§ **YOUR OBJECTIVE**
Look through the data below. Pick out the lines holding the string "кнопку".

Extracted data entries
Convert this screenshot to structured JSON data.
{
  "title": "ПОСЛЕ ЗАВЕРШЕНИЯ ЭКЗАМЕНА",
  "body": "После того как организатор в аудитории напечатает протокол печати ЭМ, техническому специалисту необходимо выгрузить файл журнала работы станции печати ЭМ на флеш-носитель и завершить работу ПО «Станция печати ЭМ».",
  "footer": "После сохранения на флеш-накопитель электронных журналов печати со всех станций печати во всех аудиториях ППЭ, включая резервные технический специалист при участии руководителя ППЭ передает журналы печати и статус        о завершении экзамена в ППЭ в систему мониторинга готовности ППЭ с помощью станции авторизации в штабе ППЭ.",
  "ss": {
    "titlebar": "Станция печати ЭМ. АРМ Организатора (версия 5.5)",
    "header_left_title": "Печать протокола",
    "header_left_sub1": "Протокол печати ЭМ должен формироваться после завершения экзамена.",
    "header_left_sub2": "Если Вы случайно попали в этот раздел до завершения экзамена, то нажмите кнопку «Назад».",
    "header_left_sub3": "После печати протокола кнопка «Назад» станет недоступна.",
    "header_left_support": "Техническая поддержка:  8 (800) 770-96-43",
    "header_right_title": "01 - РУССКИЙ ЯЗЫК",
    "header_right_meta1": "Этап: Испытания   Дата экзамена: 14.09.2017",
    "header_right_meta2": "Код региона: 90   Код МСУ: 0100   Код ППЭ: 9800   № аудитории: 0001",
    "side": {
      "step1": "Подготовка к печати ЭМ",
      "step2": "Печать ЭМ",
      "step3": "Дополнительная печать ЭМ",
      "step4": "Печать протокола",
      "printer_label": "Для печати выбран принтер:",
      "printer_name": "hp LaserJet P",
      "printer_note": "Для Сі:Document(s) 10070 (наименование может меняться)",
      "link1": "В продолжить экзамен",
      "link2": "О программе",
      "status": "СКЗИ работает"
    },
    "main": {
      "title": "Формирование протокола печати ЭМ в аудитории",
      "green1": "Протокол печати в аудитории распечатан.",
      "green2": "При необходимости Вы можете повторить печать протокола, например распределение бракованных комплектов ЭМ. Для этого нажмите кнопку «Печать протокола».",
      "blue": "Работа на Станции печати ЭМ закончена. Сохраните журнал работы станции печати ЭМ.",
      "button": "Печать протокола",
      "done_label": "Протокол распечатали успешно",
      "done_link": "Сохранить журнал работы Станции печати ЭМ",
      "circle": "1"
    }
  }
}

§ **REPLY TO THE TASK**
    "header_left_sub2": "Если Вы случайно попали в этот раздел до завершения экзамена, то нажмите кнопку «Назад».",
      "green2": "При необходимости Вы можете повторить печать протокола, например распределение бракованных комплектов ЭМ. Для этого нажмите кнопку «Печать протокола».",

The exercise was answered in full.